Diabetes: 10 ways to stay healthy
Diabetes care is a lifelong responsibility, and it’s up to you to take the initiative! If you adopt healthy habits now, you can help prevent or minimize complications.
1. Check your blood sugar.
Managing your blood sugar (“glucose”) is the most important thing you can do to prevent long-term complications of diabetes. Keeping your blood sugar within a healthy range is the best way to reduce your risk of eye disease, kidney disease, blood vessel and nerve damage.
You may be able to manage your blood sugar through diet and exercise, or through a combination of diet, exercise and medications. If your blood sugar is too high or too low, talk to your doctor and dietitian now about how to get it back in control.
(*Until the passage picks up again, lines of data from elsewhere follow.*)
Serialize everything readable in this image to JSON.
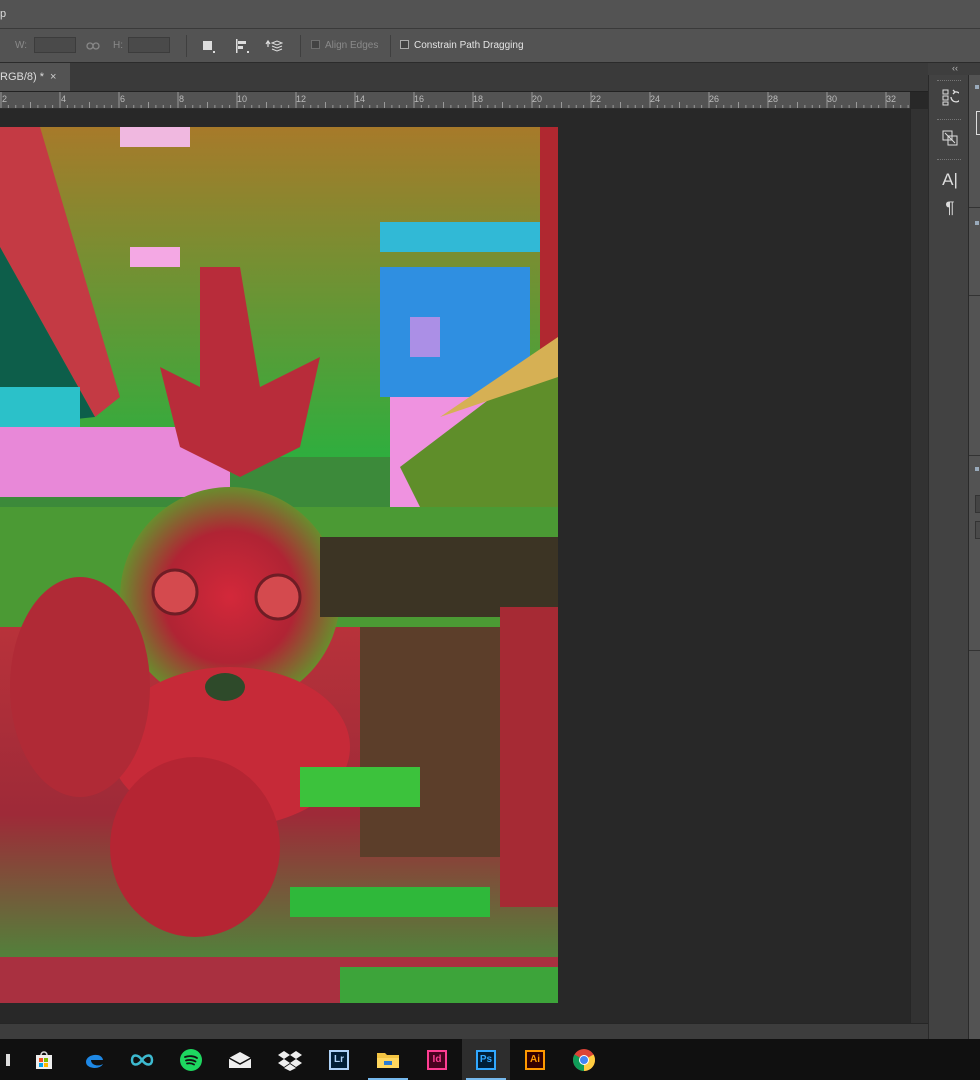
{
  "menubar": {
    "fragment": "p"
  },
  "options": {
    "w_label": "W:",
    "h_label": "H:",
    "align_edges_label": "Align Edges",
    "constrain_label": "Constrain Path Dragging"
  },
  "document_tab": {
    "title": "RGB/8) *",
    "close_glyph": "×"
  },
  "ruler": {
    "unit_labels": [
      "2",
      "4",
      "6",
      "8",
      "10",
      "12",
      "14",
      "16",
      "18",
      "20",
      "22",
      "24",
      "26",
      "28",
      "30",
      "32"
    ]
  },
  "panels": {
    "collapse_glyph": "‹‹",
    "character_icon_text": "A|",
    "paragraph_icon_text": "¶"
  },
  "taskbar": {
    "apps": [
      {
        "name": "cmd-prompt",
        "label": ""
      },
      {
        "name": "store",
        "label": ""
      },
      {
        "name": "edge",
        "label": ""
      },
      {
        "name": "infinity",
        "label": ""
      },
      {
        "name": "spotify",
        "label": ""
      },
      {
        "name": "mail",
        "label": ""
      },
      {
        "name": "dropbox",
        "label": ""
      },
      {
        "name": "lightroom",
        "label": "Lr"
      },
      {
        "name": "file-explorer",
        "label": ""
      },
      {
        "name": "indesign",
        "label": "Id"
      },
      {
        "name": "photoshop",
        "label": "Ps"
      },
      {
        "name": "illustrator",
        "label": "Ai"
      },
      {
        "name": "chrome",
        "label": ""
      }
    ],
    "colors": {
      "lightroom": "#aed2f8",
      "indesign": "#ff3d92",
      "photoshop": "#31a8ff",
      "illustrator": "#ff9a00"
    }
  }
}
2. Have a yearly physical.
In addition to regular checkups to monitor your diabetes, have a general physical exam once a year. Since your doctor knows you have diabetes, he or she will check your blood pressure, cholesterol, kidney function, nerve function and other important factors.
3. Get a yearly eye exam.
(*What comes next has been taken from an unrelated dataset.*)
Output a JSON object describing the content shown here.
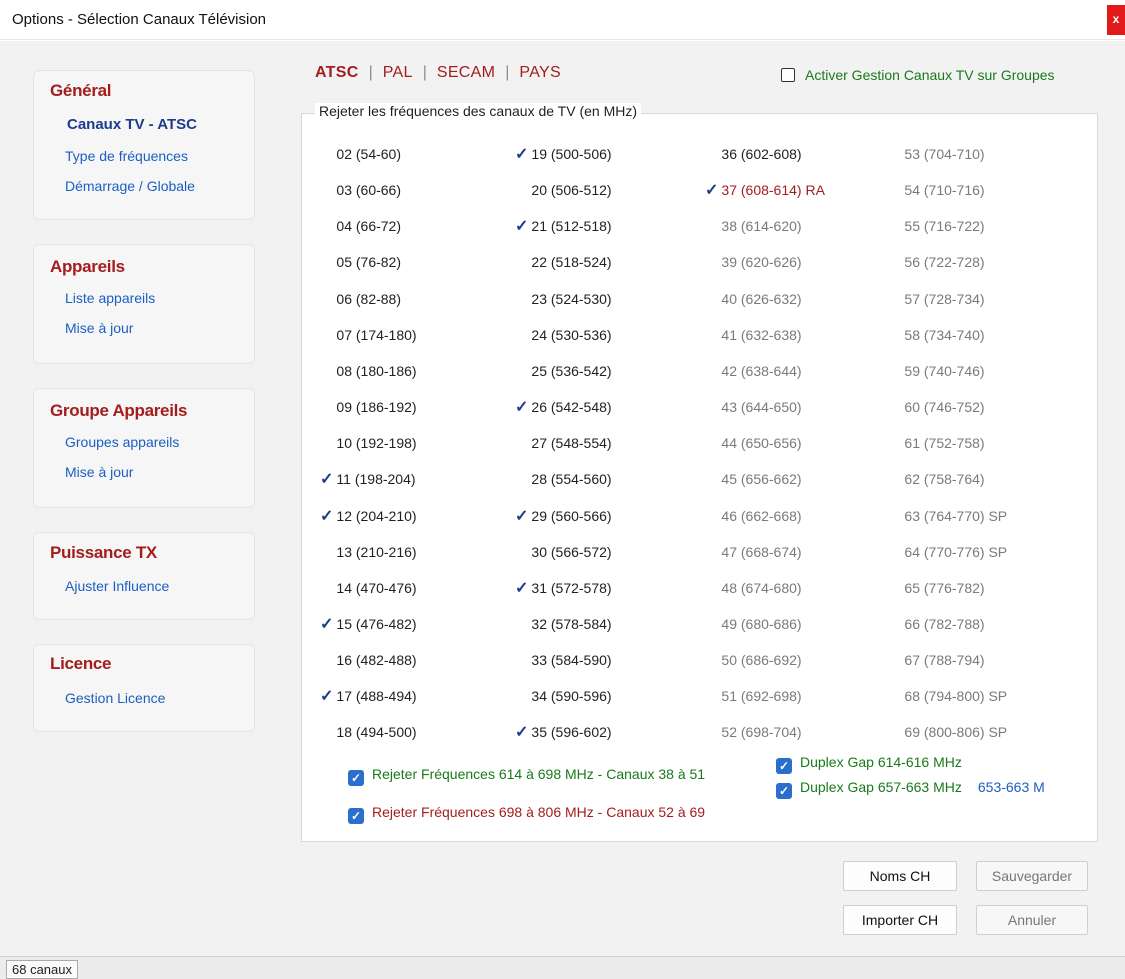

Going to an eye doctor every year for a dilated eye exam will help you catch diabetes-related vision problems early and when they’re treatable. If you have poorly controlled diabetes, high blood pressure, kidney disease or elevated cholesterol, you may need to see your eye doctor more than once a year.
4. See your dentist twice a year.
This tip is important for everyone, but especially for people with diabetes. High blood sugar can damage your immune system, which limits your ability to fight off bacteria and viruses. Your mouth contains lots of bacteria, so having your teeth and gums cleaned and examined by a professional every six months can help prevent infections.
5. Keep your vaccinations up to date.
Vaccinations aren’t just for kids and pets! Staying up to date on vital vaccinations can help you avoid serious diabetes complications. Important vaccinations include:
- An annual flu shot - No matter how old you are, if you have diabetes you’re more likely to get the flu than people who don’t have diabetes. Additionally, people with diabetes are more likely to develop serious complications from the flu, such as diabetic ketoacidosis (DKA) and hyperosmolar syndrome.
- Pneumonia vaccine - Most doctors recommend a one-time pneumonia vaccine for people with diabetes. If you have complications from your diabetes, you may need a booster. Ask your doctor if you have questions.
- Tetanus vaccine - Staying up to date with your tetanus shot and boosters can help prevent disease.
- You should also ask your doctor about vaccinations for hepatitis B and C. Talk to your doctor to find out about any other important vaccinations.
6. Don’t smoke.
People with diabetes who smoke are more likely to die of heart disease, stroke and other diseases than are nonsmokers with diabetes. Smoking narrows your arteries, increases your risk of nerve damage and kidney disease, and further impairs your immune system. If you don’t smoke, don’t start. If you do smoke, talk to your doctor about quitting or call the Tennessee Tobacco QuitLine at 1-800-QUIT-NOW.
7. Check your blood pressure.
Like diabetes, high blood pressure can damage your blood vessels. When these two conditions are combined, they can lead to a heart attack, stroke or other life-threatening conditions.
Eating healthier and exercising can help you reduce blood pressure. Reducing salt (“sodium”) in your diet and limiting your alcohol intake also help keep your blood pressure in check.
8. Take care of your feet.
Diabetes can damage the network of nerves in your feet (“neuropathy”), reducing the feeling of pain. This means you can develop a sore or blister without even realizing it. Diabetes can also narrow the arteries, reducing blood flow to your feet. With less blood to nourish the tissues in your feet, it’s harder for sores to heal. An unnoticed cut or sore can quickly develop into a larger problem.
Examine your feet visually every day for cuts, blisters, red spots, fungal toenails and swelling. Make sure your doctor gives you a thorough foot examination during your physical exams, and see your healthcare provider immediately if you have foot problems.
9. Manage stress.
It’s easier said than done, but lowering stress levels can help you stay healthier. Stress can increase your blood sugar by increasing your body’s production of hormones that block insulin. If you’re under a lot of stress, you’ll have a harder time taking care of yourself and managing your diabetes. If you are having trouble managing stress, talk to your doctor.
10. Know your ABC numbers.
ABC stands for A1C, Blood pressure and Cholesterol. All of these factors can impact your health, and you need to know your numbers to keep them in control. Talk with your health care provider about your ABC goals.
Take charge of your health! Make sure you follow your diabetes food plan, including foods that have less salt and fat, be active every day and take your medications as directed by your healthcare provider. Work closely with your health care team to make sure that you have the tools you need to stay healthy.
Remember, no one has a greater stake in your health than you!